For those who aren’t aware, the UK is facing a political corruption scandal of proportions unheard of since the 1990s, a time of near-constant ‘sleaze’.
It started with reports in mid-March involving former Prime Minister David Cameron and his close friend, the Australian financier Lex Greensill, and how last year Cameron attempted to influence the current government to help Greensill’s struggling financial services company through an emergency government loan. However, it’s come to engulf not only the aforementioned former PM, but also current Chancellor of the Exchequer Rishi Sunak, whom Cameron attempted to personally lobby, Health Secretary Matt Hancock, and a number of senior civil servants — among them the esteemed late Cabinet Secretary (Head of the Civil Service), Sir Jeremy Heywood.

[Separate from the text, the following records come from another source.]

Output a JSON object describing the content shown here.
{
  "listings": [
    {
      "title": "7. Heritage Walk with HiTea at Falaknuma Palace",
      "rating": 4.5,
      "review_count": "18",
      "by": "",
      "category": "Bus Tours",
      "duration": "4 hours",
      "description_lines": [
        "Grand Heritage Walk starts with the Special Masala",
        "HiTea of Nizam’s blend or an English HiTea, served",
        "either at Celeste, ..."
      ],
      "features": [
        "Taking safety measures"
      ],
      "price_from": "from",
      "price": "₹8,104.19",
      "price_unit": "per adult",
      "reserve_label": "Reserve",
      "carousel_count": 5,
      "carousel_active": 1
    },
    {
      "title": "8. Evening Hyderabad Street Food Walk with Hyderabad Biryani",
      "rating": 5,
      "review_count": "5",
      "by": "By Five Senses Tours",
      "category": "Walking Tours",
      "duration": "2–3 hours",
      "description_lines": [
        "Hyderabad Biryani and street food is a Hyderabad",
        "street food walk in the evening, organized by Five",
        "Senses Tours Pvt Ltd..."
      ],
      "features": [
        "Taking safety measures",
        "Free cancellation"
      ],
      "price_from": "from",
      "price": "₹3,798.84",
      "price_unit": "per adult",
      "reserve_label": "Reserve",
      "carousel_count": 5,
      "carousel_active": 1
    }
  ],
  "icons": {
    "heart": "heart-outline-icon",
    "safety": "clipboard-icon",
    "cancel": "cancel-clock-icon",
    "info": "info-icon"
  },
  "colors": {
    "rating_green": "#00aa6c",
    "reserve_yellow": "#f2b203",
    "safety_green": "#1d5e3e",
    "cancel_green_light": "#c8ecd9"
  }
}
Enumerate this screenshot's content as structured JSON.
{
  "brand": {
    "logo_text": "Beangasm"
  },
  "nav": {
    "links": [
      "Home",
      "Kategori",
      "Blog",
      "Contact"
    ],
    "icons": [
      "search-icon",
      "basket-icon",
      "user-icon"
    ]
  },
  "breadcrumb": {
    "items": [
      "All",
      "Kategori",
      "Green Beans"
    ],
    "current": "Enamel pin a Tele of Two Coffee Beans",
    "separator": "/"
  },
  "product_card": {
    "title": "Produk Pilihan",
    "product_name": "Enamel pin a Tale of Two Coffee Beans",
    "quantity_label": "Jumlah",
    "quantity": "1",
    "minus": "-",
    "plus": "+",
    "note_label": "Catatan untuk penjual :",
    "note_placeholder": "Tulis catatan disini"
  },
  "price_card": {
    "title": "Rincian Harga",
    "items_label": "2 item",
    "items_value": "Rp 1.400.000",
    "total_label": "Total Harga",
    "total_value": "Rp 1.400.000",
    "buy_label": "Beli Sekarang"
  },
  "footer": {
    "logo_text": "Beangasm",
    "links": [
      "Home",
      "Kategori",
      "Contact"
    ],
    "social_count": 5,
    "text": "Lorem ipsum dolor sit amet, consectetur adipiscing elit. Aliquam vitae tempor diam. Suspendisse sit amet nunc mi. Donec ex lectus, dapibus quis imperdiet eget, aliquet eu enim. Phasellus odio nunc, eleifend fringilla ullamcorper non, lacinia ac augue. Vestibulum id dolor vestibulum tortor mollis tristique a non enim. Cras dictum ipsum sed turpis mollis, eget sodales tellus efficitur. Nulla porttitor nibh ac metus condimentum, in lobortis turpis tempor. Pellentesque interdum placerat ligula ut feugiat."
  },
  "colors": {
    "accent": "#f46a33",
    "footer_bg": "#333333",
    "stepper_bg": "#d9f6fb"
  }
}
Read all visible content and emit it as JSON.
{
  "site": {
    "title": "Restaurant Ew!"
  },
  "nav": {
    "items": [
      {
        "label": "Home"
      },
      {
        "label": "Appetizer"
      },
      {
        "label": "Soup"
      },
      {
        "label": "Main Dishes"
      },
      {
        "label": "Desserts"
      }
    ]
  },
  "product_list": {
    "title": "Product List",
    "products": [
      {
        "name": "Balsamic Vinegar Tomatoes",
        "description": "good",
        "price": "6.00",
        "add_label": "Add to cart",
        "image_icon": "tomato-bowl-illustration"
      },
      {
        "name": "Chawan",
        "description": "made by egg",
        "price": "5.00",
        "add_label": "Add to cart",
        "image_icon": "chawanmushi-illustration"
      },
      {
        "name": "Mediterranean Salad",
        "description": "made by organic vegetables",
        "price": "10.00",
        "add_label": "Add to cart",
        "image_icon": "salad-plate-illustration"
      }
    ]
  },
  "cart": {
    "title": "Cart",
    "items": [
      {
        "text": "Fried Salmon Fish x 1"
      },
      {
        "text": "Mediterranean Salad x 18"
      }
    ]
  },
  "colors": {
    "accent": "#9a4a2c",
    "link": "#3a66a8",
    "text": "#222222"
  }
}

To provide a brief timeline of events, Cameron first became an advisor to Greensill Capital in 2018, around two years after leaving office (after which point the two-year ban on former senior ministers becoming lobbyists had elapsed for him), and around a year later the issues that many have with their relationship began. First with a ‘private drink’ between Cameron and Matt Hancock about a potential rollout within the NHS of Greensill’s wage advance app, then a trip to Saudi Arabia where Cameron and Greensill met with Saudi Crown Prince Mohammed Bin Salman (less than 18 months after he had ordered the murder of journalist Jamal Khashoggi), a meeting that calls Cameron’s moral judgement into serious question for many.
It was a couple of months later that the world was brought to a standstill by the COVID-19 pandemic, which was accompanied by the Cameron turning his lobbying on Greensill’s behalf up a gear. This started with a series of calls to senior officials within the Bank of England, which led to a meeting between the Deputy Governor of the Bank, Cameron, Greensill, and a few others in an effort to gain a loan under the £330bn Covid Corporate Financing Facility (CCFF) package that Rishi Sunak had announced earlier that day (17 March 2020). This was ultimately unsuccessful as Greensill’s company did not qualify for the loan.
Cameron was however unwilling to give up, and in early April texted Sunak in an attempt to reverse the decision and Sunak, in his own words, “pushed [his] team to explore an alternative with the Bank that might work”. This was however again unsuccessful, and Greensill Capital was refused a CCFF loan, but did qualify for less significant financial support under the Coronavirus Large Business Interruption Loans Scheme (CLBILS). One personal call later between Cameron and junior Treasury minister John Glen, and Cameron seemingly gave up (though he seemingly tried similar tactics with the German government in November only to not even be granted a meeting).
So where are we now? Greensill Capital filed for insolvency in March 2021, former senior civil servant Bill Crothers has been found to have worked as an advisor to Greensill Capital while serving as the Civil Service’s de facto Head of Procurement, and most importantly, a number of inquiries into the whole scandal have been opened. Of course, it’s still to be seen how much impact these inquiries will actually have.
The issue at hand in all of this is one of how much influence former politicians ought to have over government and how lucrative lobbying can be for said politicians: an issue certainly not exclusive to the UK. Reports seem to show that Cameron held upwards of $60m in share options in Greensill’s company, which is far more than he ever could have made in office. The whole scandal has understandably led to widespread public outrage since it was originally reported in the The Sunday Times and The FT, and has pretty much destroyed Cameron’s already poor public image, giving far more weight to former Labour MP Dennis Skinner’s nickname for Cameron: ‘Dodgy Dave’.